*** Block opens ***

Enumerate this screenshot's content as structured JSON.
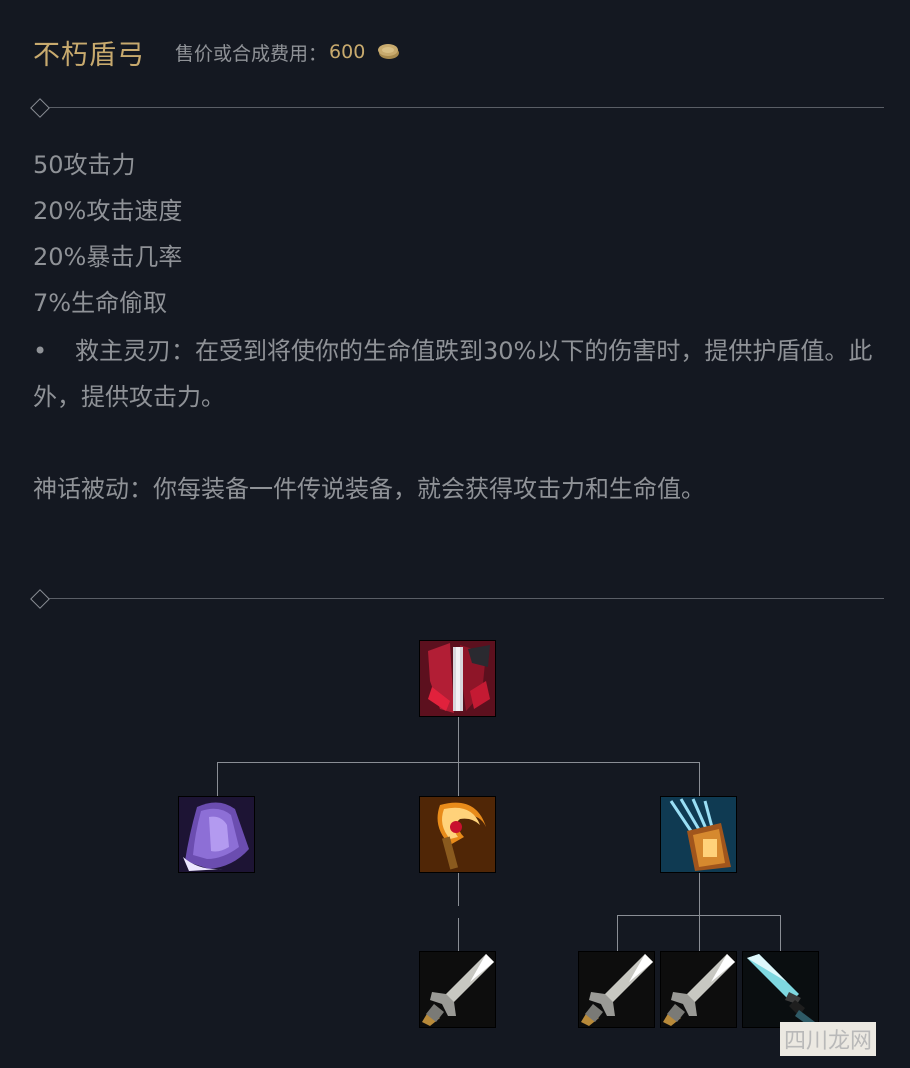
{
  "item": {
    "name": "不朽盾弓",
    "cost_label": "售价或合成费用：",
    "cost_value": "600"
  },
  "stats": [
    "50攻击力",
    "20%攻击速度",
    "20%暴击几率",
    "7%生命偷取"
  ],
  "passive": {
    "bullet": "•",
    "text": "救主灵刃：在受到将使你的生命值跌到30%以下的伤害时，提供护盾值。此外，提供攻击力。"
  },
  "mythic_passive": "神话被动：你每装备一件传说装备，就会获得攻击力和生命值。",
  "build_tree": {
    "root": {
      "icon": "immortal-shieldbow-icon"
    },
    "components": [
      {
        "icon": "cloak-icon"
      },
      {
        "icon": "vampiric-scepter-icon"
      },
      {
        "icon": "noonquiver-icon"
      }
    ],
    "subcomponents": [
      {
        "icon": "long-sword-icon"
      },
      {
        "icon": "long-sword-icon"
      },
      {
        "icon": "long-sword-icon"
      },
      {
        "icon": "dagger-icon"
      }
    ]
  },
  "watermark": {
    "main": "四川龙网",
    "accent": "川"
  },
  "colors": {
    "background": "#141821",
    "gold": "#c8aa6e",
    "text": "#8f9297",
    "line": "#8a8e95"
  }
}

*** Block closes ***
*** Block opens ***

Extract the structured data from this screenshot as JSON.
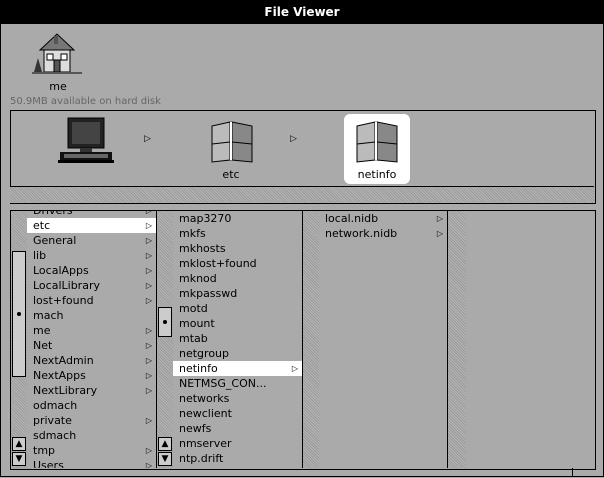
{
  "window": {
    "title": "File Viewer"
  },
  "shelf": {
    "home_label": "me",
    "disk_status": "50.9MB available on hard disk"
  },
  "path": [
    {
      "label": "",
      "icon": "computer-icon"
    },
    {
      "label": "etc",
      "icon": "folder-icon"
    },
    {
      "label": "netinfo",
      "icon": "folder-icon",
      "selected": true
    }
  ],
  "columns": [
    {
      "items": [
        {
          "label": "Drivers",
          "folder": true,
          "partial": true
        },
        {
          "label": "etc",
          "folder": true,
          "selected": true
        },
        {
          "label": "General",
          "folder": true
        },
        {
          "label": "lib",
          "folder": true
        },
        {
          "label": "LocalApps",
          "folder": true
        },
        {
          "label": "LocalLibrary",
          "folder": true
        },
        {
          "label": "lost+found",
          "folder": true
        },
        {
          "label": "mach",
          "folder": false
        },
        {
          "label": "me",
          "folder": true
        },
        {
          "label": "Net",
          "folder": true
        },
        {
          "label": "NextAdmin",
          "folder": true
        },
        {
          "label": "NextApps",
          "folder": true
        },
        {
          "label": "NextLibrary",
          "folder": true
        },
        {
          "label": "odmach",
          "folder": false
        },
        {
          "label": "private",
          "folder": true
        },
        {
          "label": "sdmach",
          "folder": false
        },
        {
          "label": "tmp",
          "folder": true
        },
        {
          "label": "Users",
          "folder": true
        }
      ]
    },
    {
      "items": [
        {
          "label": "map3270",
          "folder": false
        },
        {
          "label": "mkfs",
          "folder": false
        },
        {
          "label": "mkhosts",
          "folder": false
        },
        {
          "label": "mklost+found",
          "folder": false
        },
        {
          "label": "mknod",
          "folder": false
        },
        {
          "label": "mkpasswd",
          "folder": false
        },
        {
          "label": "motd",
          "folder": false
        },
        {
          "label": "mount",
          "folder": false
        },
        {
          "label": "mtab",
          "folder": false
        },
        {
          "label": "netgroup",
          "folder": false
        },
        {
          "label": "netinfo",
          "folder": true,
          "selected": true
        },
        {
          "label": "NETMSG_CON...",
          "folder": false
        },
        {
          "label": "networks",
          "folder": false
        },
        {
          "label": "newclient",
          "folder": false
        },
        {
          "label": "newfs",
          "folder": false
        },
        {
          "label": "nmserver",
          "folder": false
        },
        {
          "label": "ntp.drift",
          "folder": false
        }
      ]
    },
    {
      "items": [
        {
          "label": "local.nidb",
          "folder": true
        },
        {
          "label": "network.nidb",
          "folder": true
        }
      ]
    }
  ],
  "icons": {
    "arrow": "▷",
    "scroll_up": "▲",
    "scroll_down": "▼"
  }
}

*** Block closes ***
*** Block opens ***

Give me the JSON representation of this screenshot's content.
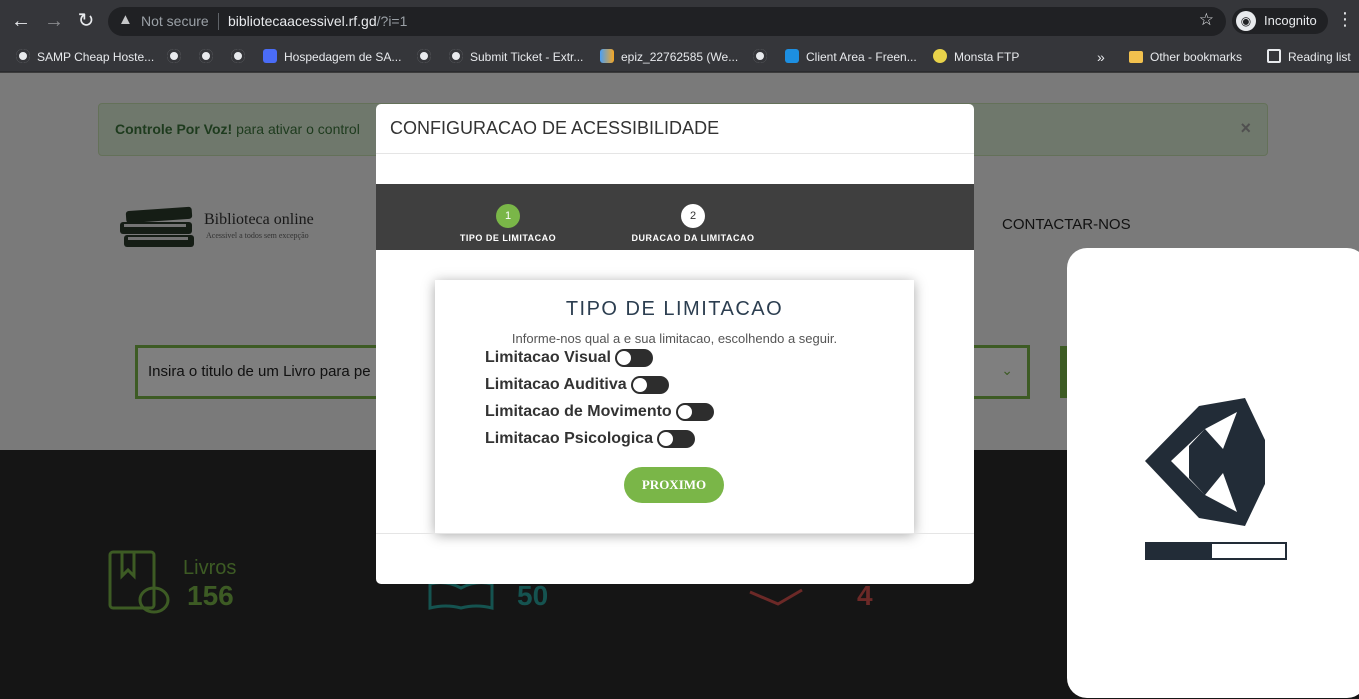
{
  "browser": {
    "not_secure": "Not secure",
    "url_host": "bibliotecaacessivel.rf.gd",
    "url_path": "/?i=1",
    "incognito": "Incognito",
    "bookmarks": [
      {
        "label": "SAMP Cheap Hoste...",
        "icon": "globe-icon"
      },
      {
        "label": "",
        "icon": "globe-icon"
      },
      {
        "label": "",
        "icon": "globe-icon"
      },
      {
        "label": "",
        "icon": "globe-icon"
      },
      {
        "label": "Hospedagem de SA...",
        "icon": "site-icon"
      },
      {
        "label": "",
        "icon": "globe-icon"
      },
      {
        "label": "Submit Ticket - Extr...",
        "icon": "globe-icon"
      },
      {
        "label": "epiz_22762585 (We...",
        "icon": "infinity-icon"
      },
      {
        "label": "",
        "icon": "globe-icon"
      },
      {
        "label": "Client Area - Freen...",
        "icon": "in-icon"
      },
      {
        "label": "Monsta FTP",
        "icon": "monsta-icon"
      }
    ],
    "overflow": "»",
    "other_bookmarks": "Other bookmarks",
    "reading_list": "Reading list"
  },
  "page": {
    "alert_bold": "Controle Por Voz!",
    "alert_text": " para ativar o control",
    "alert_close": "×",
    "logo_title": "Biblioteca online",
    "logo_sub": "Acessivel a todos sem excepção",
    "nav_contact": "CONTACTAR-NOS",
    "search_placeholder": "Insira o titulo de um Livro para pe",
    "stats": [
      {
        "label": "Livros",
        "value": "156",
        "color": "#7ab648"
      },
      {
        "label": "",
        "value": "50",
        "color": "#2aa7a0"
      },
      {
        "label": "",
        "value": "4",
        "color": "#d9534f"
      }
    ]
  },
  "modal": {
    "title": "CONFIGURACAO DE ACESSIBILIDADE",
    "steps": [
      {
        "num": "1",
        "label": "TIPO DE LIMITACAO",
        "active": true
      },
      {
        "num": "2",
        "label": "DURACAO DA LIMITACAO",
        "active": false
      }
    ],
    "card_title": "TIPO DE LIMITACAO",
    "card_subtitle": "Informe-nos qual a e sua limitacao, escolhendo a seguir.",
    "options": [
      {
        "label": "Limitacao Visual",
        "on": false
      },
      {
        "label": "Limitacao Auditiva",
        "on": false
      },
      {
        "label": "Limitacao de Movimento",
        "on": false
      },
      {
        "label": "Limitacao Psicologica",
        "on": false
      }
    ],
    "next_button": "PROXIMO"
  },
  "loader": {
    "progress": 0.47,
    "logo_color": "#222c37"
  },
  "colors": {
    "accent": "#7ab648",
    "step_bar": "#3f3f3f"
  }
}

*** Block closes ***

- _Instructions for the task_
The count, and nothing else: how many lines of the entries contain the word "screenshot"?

- _Answer to this exercise_
3